Off the heels of his terrific “Wonder,” the title track and lead single from his fourth studio album, Shawn has recruited Bieber for a smooth midtempo about the crippling pressures of fame. Featuring Frank Dukes on production and songwriting credits from Daniel Caesar, the two Grammy-nominated pop stars sing about having “big dreams of doin’ shows and making memories” and being “put on a pedestal” by a world that always wanted to see them fail. In line with “Wonder,” Shawn continues his trend of introspective lyricism. “Monster” is also reminiscent of Justin’s most recent collaboration, “lonely” with benny blanco. That song had similar themes of finding peace with his turbulent past and coming to terms with the world’s fickleness when it comes to celebrity. Musically, Shawn shifts away from his penchant for acoustic guitar and relies more heavily on synths on “Monster.” There’s also a sexy electric guitar, kick drum, and bass that recalls “Ruin” from Shawn’s sophomore album while also pushing him into a more mature sound. In addition, The backing vocal arrangements and the vocalizations in the last half-minute or so are straight out of Daniel Caesar’s CASE STUDY 01 playbook.

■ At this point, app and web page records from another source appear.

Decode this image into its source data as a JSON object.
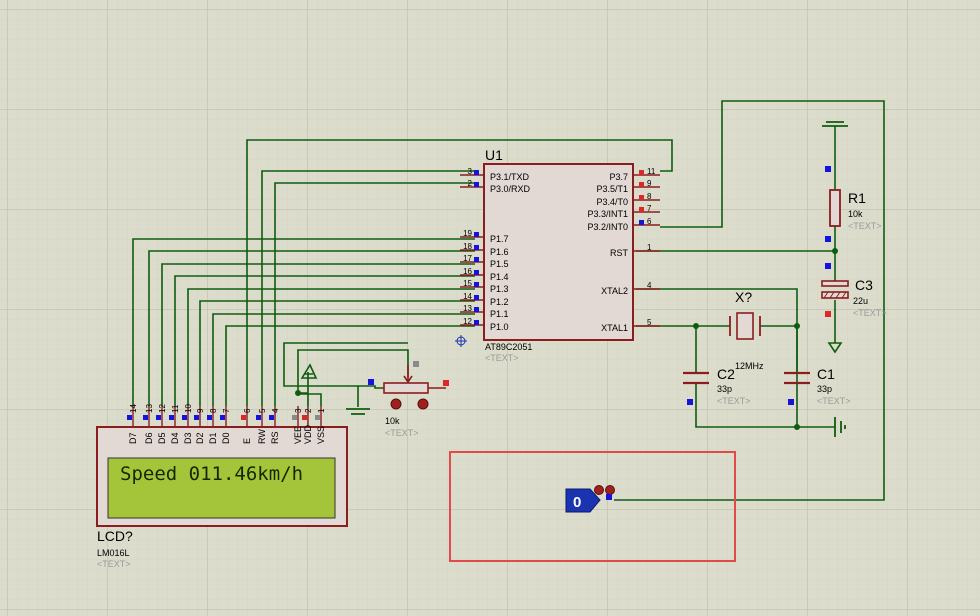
{
  "u1": {
    "ref": "U1",
    "part": "AT89C2051",
    "text_tag": "<TEXT>",
    "left_pins": [
      {
        "num": "3",
        "label": "P3.1/TXD"
      },
      {
        "num": "2",
        "label": "P3.0/RXD"
      },
      {
        "num": "19",
        "label": "P1.7"
      },
      {
        "num": "18",
        "label": "P1.6"
      },
      {
        "num": "17",
        "label": "P1.5"
      },
      {
        "num": "16",
        "label": "P1.4"
      },
      {
        "num": "15",
        "label": "P1.3"
      },
      {
        "num": "14",
        "label": "P1.2"
      },
      {
        "num": "13",
        "label": "P1.1"
      },
      {
        "num": "12",
        "label": "P1.0"
      }
    ],
    "right_pins": [
      {
        "num": "11",
        "label": "P3.7"
      },
      {
        "num": "9",
        "label": "P3.5/T1"
      },
      {
        "num": "8",
        "label": "P3.4/T0"
      },
      {
        "num": "7",
        "label": "P3.3/INT1"
      },
      {
        "num": "6",
        "label": "P3.2/INT0"
      },
      {
        "num": "1",
        "label": "RST"
      },
      {
        "num": "4",
        "label": "XTAL2"
      },
      {
        "num": "5",
        "label": "XTAL1"
      }
    ]
  },
  "lcd": {
    "ref": "LCD?",
    "part": "LM016L",
    "text_tag": "<TEXT>",
    "display_text": "Speed 011.46km/h",
    "pins": [
      {
        "num": "14",
        "label": "D7"
      },
      {
        "num": "13",
        "label": "D6"
      },
      {
        "num": "12",
        "label": "D5"
      },
      {
        "num": "11",
        "label": "D4"
      },
      {
        "num": "10",
        "label": "D3"
      },
      {
        "num": "9",
        "label": "D2"
      },
      {
        "num": "8",
        "label": "D1"
      },
      {
        "num": "7",
        "label": "D0"
      },
      {
        "num": "6",
        "label": "E"
      },
      {
        "num": "5",
        "label": "RW"
      },
      {
        "num": "4",
        "label": "RS"
      },
      {
        "num": "3",
        "label": "VEE"
      },
      {
        "num": "2",
        "label": "VDD"
      },
      {
        "num": "1",
        "label": "VSS"
      }
    ]
  },
  "pot": {
    "value": "10k",
    "text_tag": "<TEXT>"
  },
  "r1": {
    "ref": "R1",
    "value": "10k",
    "text_tag": "<TEXT>"
  },
  "c3": {
    "ref": "C3",
    "value": "22u",
    "text_tag": "<TEXT>"
  },
  "c2": {
    "ref": "C2",
    "value": "33p",
    "text_tag": "<TEXT>"
  },
  "c1": {
    "ref": "C1",
    "value": "33p",
    "text_tag": "<TEXT>"
  },
  "crystal": {
    "ref": "X?",
    "value": "12MHz"
  },
  "logic_probe": {
    "value": "0"
  },
  "colors": {
    "background": "#dcdccc",
    "grid": "#c6c6b4",
    "wire": "#0e5c0e",
    "component": "#8a1e1e",
    "component_fill": "#e2d8d4",
    "lcd_screen": "#a4c43a",
    "pin_marker": "#1414dc",
    "pin_marker_red": "#dc2828",
    "probe": "#1a34b0",
    "selection_box": "#e04a4a"
  }
}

The most interesting thing about “Monster” is the two stars’ approach to singing. Both opt for vulnerable falsetto instead of the rock-inspired belts that characterized “Wonder.” “Monster” takes a soulful groove and instrumentation and combines that with a straightforward pop melody to create something truly special. Bieber attempted a foray into R&B earlier this year on his Changes album which yielded more misses than hits. One of the high points, however, was a guitar-anchored track called “E.T.A.” Between “E.T.A.” and “Monster,” it’s clear that Justin sounds most comfortable accessing elements of R&B though guitar as opposed to generic trap&b beats. His cadence on the track is also slightly reminiscent of his more hip-hop-inspired days, but, again, he sounds far more comfortable here. “Monster” is a step in the right direction for both artists. Although it may lack the bombastic feel that a collaboration of this caliber should have, the quiet strength and determination of “Monster” feels more real than any of that.